11 January 2008
Okay, last time I suggested that a strong platform of humans rights creates an interesting conundrum. It assigns an arbitrary, idealized definition of self to all individuals that has no bearing on nor interaction with their role in society. It is not a social standing, but an abstract ideal. Furthermore, I suggested that such an abstract ideal was formerly reserved for nobility and the clergy, the members of which represented high level abstract notions of nobility and divinity.
Although interestingly stated, we probably haven't escaped basic anthropology yet.
So the next step and question has to do with the significance of this assertion. What happens when people lose strong, clearl defined identities for abstract and arbitrary ones? What happens is lots of discourse about the loss of self. But interestingly, though some nobility and clergy have gone insane in dramatic ways, that can mostly be explained by huge amounts of inbreeding and the fact that power attracts the eccentrics. So, if the nobility and clergy of days gone by could keep their sense of self when functioning as metonym for social abstractions, why can't everyone else.
Well, it seems there are a few reasons. The simplest is that being a member of an exclusive club ensures that the number of people arguing about what it means to be a member of said exclusive club means. In fact, there is a strong impetus for conformity so that you don't get kicked out of the exclusive club.
In other words, and the more important reason, there is a social support network, either positive or negative in its agency, that assists in creating a strong sense of self for nobility and clergy.
However, when the idealized self is abstracted out to all people, the support network does not scale with it. This is where the problem resides, and where all the discourse about the current loss of self comes from. It is not the self that is lacking, but the social support network that is now faced with many contradictory messages. On one hand, the social support network is supposed to promote one's role in society. On the other hand, one's role in society has been redefined as mutuable and fluid, something to be countermanded by one's right to change their station in life. And this mutability is in direct conflict with older social networks which attempt to define one's role in older more static social models. We have conflicting social messages that are not necessarily commensurable.
So the question then is not how to instill a strong sense of self in people again (which would involve a rather draconian solution), but rather how to create social networks that can support and promote a sense of self within the context of a deep self that is, in the end, and unrealizable ideal. Certainly the unrealizable ideal is not the issue. Pure nobility and pure divinity are also both unrealizable ideals, and yet there were social support networks to keep them in place.
It should be noted that some people are perfectly successful in the new social model, so it is not something inherint in human nature, but rather a contextual factor. I would propose that these successful people come in two categories: those who cling successfully to the old models of social station, and those who have found away to define themselves comfortably as mutable and have found a sense of self external to social station.

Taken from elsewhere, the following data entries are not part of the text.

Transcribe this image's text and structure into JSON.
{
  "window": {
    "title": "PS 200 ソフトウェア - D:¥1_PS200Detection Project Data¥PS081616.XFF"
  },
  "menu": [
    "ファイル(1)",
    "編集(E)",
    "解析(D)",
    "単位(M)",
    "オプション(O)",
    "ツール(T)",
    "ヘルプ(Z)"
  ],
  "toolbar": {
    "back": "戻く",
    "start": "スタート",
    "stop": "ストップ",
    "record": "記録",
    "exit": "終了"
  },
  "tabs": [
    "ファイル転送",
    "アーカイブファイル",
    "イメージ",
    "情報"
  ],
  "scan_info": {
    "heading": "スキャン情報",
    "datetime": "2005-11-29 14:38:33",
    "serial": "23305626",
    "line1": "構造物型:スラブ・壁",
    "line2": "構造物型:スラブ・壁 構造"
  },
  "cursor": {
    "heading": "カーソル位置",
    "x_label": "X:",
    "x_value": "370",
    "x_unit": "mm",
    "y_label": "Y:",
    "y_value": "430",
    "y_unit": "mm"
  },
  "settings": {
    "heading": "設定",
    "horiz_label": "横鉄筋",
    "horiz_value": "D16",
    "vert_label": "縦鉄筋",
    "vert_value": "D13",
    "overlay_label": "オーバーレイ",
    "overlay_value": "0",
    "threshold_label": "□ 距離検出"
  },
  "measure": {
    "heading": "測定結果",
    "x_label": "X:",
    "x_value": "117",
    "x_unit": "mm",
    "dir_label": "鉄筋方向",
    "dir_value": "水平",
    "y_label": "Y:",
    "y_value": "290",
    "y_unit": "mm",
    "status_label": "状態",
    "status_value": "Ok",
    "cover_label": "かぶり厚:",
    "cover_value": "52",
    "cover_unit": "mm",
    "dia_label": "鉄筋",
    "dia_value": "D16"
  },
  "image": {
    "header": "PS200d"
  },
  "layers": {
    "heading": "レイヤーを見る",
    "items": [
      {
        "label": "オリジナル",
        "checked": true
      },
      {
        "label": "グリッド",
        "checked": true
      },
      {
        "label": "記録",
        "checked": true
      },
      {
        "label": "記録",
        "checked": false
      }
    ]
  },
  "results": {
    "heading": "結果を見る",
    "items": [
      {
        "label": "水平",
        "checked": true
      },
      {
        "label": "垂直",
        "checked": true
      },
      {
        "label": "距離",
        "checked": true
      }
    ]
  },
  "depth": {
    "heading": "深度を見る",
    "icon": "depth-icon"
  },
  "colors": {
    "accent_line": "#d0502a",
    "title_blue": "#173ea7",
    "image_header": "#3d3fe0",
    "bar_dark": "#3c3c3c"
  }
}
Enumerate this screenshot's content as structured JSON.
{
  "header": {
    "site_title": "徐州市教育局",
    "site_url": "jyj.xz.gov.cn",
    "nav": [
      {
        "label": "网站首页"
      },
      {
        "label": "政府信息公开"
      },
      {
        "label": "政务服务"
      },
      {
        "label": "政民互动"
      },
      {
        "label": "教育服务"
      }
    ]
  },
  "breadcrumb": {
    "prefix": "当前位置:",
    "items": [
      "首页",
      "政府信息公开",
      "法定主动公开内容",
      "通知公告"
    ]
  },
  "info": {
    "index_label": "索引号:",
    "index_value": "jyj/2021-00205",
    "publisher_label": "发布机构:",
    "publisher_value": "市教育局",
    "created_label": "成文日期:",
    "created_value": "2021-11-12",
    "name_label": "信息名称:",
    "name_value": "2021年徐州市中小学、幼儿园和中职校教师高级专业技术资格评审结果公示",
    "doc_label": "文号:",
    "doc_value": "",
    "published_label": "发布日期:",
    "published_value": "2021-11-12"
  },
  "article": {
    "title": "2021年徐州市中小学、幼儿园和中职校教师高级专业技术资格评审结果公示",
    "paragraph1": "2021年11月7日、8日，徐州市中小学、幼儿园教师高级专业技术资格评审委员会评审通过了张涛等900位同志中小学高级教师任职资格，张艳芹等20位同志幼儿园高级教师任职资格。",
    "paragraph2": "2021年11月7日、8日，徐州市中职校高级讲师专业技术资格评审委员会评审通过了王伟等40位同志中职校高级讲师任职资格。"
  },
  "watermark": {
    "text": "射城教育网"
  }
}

So, if the latter is preferable, what is it about these people that allows them to comfortably define themselves as mutable? How broadly can such a definition of self be spread to others?
Which is a good question to end on.